Return each line of the listing in which the word "labels" appears.

※ ※ ※

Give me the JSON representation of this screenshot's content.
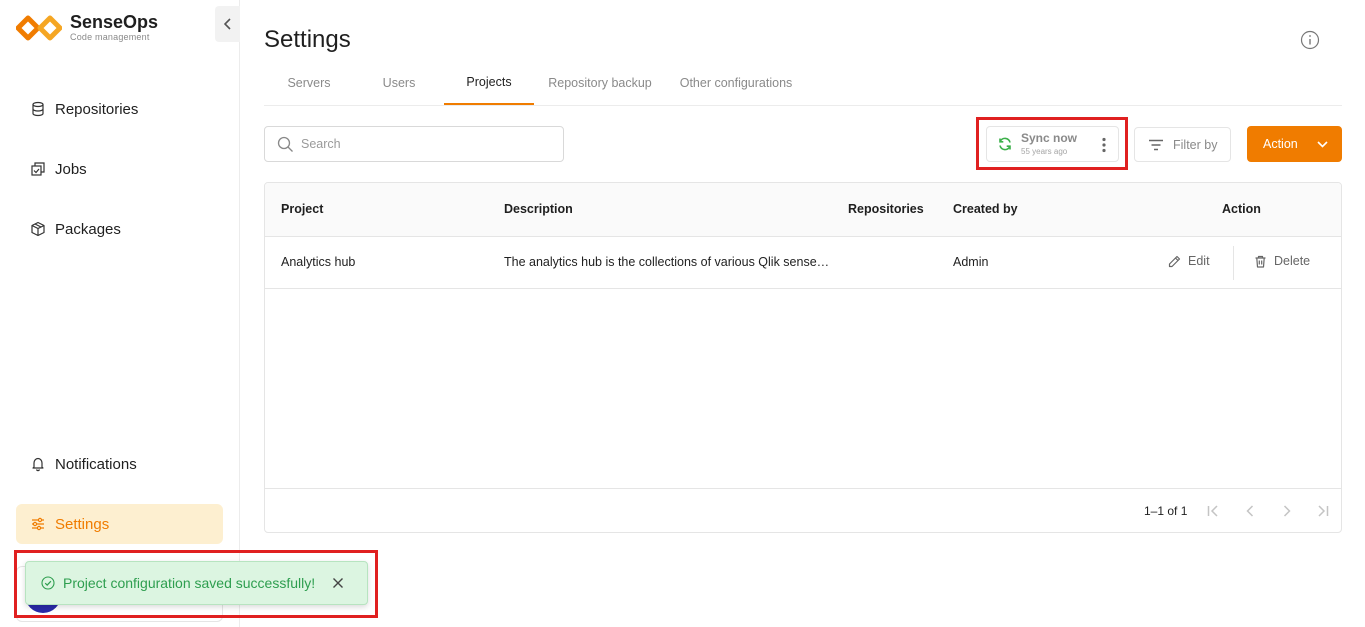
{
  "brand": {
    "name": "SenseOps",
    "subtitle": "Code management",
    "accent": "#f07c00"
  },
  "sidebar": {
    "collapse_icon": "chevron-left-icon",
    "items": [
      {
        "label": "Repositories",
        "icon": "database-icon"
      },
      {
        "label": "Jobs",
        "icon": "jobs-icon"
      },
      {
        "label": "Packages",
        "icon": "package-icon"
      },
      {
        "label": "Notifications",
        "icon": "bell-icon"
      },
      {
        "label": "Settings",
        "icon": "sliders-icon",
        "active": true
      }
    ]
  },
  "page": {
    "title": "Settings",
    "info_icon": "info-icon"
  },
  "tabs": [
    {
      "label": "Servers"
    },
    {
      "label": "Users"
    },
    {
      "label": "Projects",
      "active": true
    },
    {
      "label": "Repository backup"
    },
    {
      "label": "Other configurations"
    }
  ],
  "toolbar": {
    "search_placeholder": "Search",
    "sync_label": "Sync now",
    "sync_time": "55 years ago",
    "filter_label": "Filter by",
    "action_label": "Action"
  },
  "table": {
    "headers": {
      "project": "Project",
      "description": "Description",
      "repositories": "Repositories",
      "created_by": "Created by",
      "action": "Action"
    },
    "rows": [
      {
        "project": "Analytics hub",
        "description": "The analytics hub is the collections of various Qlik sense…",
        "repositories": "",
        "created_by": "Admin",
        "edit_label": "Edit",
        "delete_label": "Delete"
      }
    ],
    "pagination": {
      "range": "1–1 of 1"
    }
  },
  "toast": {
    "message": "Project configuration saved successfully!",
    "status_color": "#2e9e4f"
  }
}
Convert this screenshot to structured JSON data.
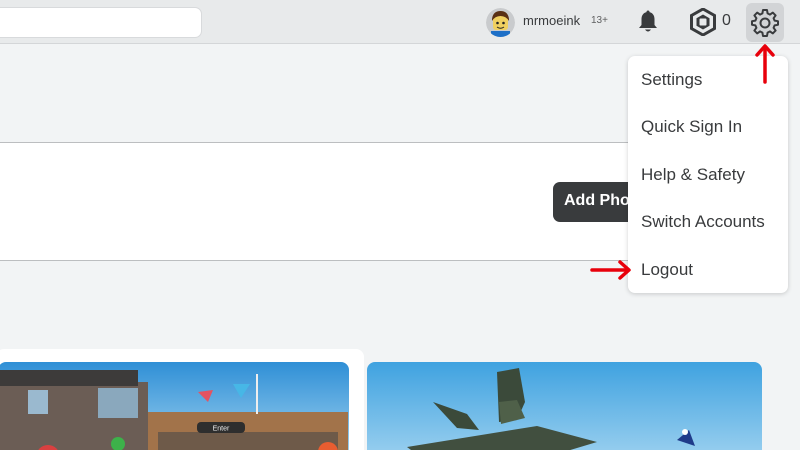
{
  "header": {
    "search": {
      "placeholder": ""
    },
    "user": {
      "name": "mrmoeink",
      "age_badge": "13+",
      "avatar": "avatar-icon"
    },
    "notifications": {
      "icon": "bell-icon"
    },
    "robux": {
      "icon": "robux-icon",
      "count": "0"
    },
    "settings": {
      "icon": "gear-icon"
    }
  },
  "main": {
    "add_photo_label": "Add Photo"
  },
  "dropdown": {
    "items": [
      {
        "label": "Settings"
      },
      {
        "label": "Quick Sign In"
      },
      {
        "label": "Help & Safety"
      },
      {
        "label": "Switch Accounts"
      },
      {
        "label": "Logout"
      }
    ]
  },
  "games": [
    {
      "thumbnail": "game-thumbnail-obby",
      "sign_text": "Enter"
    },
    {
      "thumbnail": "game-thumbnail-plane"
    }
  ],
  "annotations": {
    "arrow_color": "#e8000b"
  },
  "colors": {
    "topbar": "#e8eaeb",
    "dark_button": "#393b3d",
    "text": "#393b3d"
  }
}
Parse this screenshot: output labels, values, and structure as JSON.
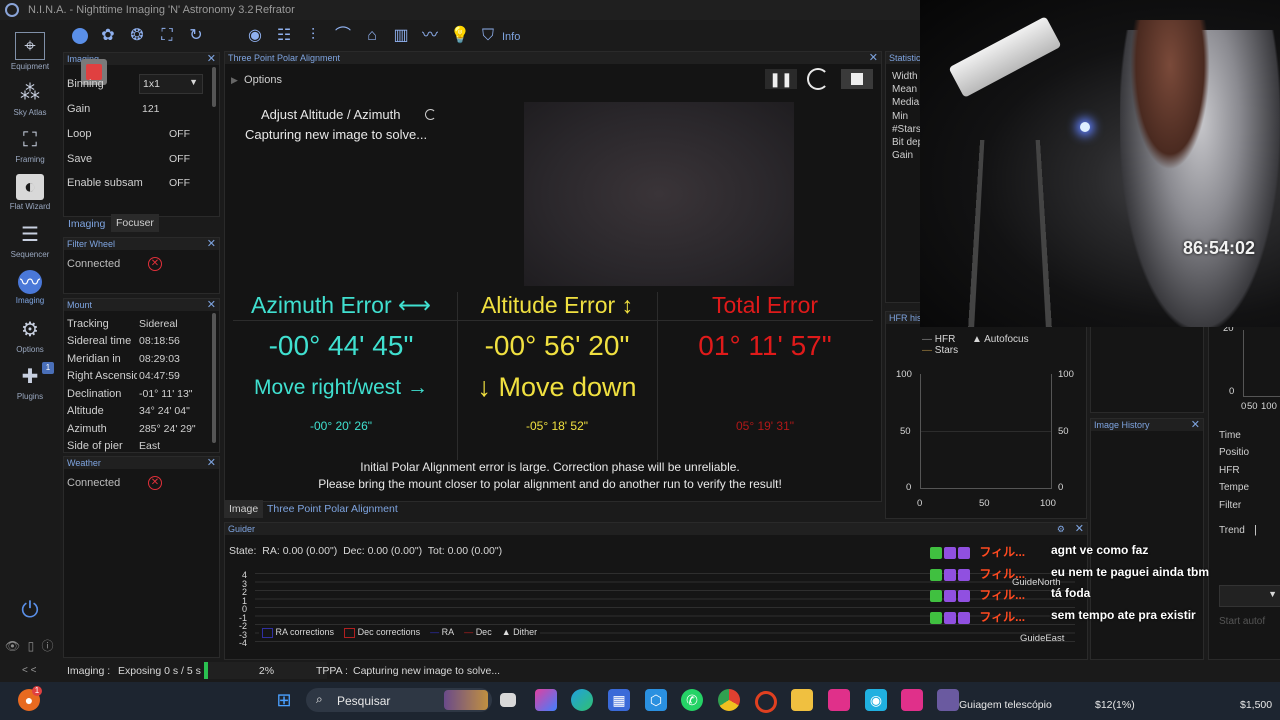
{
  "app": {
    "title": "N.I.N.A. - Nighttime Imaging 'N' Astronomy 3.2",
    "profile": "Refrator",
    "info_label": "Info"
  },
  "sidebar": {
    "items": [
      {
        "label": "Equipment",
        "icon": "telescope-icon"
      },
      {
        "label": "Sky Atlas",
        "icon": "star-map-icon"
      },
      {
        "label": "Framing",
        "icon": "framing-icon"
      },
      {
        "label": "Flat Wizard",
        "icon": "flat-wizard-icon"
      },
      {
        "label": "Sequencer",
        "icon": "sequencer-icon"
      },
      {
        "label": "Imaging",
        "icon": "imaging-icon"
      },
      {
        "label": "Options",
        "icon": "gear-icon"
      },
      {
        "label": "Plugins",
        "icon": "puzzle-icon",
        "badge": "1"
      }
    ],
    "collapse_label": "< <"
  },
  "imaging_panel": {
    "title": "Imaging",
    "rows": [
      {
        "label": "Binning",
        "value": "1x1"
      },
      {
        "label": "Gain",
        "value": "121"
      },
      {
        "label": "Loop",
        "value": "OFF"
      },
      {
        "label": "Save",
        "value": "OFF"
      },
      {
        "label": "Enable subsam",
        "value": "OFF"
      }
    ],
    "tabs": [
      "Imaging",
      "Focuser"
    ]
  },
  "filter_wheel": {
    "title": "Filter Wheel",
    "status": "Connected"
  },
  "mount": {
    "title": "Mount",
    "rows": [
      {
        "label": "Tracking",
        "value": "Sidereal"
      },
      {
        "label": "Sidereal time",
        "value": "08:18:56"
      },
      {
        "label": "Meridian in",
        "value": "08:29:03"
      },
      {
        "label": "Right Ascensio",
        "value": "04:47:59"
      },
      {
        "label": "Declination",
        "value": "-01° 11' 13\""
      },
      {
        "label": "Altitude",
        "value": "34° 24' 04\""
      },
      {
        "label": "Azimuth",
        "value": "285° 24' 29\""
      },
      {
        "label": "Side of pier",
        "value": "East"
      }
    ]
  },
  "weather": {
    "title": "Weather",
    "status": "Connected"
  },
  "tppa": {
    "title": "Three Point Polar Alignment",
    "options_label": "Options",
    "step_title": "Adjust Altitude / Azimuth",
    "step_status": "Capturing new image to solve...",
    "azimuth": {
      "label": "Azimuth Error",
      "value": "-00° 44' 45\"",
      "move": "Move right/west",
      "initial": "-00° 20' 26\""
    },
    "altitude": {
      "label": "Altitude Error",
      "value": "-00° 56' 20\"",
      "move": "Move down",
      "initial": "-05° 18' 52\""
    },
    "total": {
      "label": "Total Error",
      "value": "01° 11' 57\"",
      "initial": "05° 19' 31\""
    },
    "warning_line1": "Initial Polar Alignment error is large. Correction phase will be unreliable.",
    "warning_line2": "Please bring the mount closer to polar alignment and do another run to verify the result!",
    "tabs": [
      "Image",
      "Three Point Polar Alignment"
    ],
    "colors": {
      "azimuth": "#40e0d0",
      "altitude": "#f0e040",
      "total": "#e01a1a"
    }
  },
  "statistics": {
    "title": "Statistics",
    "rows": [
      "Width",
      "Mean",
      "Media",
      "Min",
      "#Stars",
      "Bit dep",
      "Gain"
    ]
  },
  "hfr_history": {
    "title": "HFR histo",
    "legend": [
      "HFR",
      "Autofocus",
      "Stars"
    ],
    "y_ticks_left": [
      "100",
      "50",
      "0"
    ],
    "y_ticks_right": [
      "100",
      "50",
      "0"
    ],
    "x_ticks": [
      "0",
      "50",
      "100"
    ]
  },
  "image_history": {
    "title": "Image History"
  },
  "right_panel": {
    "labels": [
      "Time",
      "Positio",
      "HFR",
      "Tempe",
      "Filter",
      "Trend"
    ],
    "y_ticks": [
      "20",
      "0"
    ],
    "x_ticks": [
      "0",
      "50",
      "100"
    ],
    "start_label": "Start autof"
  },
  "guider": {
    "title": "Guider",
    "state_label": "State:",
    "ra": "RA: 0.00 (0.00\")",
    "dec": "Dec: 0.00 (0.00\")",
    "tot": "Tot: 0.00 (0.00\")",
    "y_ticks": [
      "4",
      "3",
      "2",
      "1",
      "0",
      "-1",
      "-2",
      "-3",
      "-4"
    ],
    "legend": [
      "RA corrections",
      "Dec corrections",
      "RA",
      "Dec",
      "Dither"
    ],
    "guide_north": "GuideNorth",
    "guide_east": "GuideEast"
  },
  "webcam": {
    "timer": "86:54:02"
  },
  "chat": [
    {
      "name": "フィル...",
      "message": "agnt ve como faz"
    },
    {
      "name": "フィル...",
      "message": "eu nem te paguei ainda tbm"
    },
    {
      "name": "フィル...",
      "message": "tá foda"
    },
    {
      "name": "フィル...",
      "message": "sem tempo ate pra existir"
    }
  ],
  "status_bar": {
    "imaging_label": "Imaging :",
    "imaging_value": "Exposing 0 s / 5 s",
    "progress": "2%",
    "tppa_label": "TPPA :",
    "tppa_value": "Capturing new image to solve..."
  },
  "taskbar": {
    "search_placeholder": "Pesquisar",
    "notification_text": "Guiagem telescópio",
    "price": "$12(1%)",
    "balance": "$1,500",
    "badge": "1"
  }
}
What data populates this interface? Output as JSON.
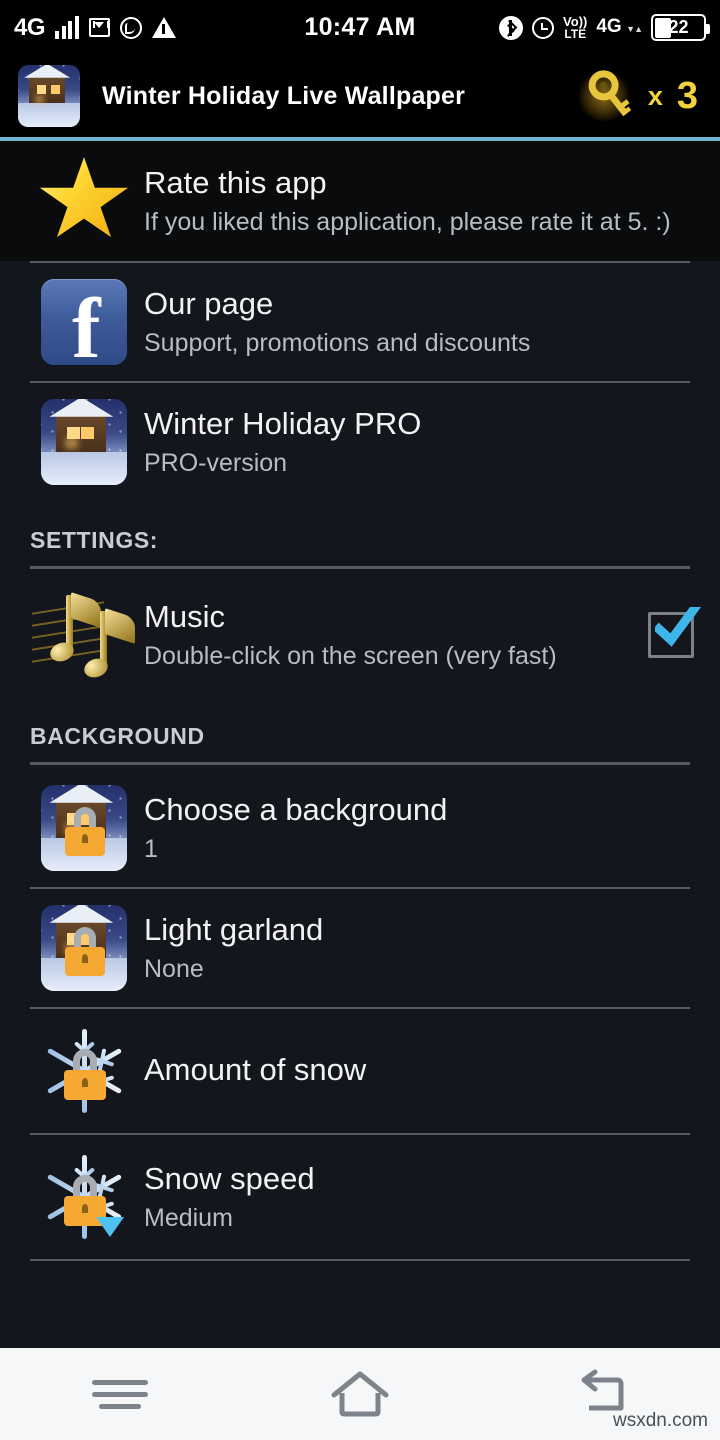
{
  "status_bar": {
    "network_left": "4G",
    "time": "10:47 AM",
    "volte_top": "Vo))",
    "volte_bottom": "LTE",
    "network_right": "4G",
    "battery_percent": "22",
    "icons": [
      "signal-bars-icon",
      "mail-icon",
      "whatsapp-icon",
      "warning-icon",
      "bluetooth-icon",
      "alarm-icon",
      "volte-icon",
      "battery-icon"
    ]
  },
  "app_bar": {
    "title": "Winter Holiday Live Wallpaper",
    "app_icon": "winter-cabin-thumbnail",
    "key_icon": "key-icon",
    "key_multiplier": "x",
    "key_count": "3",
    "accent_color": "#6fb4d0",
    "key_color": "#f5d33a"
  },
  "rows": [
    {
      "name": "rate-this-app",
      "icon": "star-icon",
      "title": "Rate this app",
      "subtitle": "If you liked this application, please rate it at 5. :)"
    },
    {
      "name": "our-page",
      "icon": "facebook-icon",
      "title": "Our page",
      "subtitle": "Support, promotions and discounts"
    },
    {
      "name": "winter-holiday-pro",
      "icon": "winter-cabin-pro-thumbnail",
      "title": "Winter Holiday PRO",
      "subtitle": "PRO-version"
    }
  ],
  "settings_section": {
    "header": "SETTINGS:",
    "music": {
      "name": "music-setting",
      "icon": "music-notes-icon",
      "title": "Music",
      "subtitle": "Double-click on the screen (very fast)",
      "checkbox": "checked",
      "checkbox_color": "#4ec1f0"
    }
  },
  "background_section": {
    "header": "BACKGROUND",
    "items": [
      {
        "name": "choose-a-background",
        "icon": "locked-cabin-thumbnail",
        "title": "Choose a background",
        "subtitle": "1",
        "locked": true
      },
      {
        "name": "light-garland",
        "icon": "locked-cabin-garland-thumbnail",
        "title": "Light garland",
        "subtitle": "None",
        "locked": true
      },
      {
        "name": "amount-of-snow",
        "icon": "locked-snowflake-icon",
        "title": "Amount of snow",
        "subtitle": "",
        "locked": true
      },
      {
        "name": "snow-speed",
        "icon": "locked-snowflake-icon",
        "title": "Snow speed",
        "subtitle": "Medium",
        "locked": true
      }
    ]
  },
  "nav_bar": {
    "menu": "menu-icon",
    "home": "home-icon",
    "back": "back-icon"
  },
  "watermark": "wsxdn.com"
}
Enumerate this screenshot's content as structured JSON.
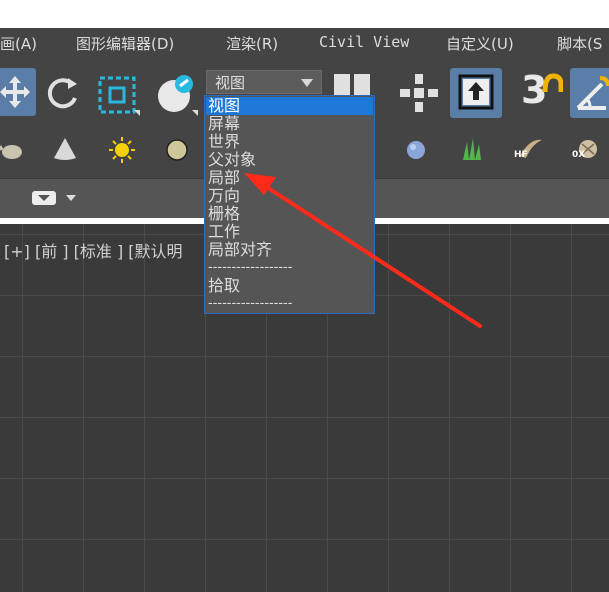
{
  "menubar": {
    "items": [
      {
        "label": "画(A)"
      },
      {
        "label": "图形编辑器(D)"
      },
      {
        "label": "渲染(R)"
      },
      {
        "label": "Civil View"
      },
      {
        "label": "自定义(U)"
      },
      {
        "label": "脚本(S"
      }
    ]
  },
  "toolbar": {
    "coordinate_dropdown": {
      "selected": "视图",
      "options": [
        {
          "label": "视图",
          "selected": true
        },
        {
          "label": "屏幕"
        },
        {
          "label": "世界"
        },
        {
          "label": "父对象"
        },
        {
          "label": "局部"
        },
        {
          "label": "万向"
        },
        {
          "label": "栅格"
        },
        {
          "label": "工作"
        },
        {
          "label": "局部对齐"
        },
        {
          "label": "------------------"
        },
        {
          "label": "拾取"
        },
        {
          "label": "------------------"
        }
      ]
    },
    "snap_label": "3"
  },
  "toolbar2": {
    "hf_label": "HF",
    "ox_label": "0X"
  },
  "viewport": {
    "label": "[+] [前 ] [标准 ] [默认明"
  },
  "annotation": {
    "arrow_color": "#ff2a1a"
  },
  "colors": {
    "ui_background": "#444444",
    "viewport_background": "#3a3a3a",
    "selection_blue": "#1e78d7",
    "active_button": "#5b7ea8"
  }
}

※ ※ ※

[ANSWER SECTION]:
Parse this screenshot: output labels, values, and structure as JSON.
    "labels": [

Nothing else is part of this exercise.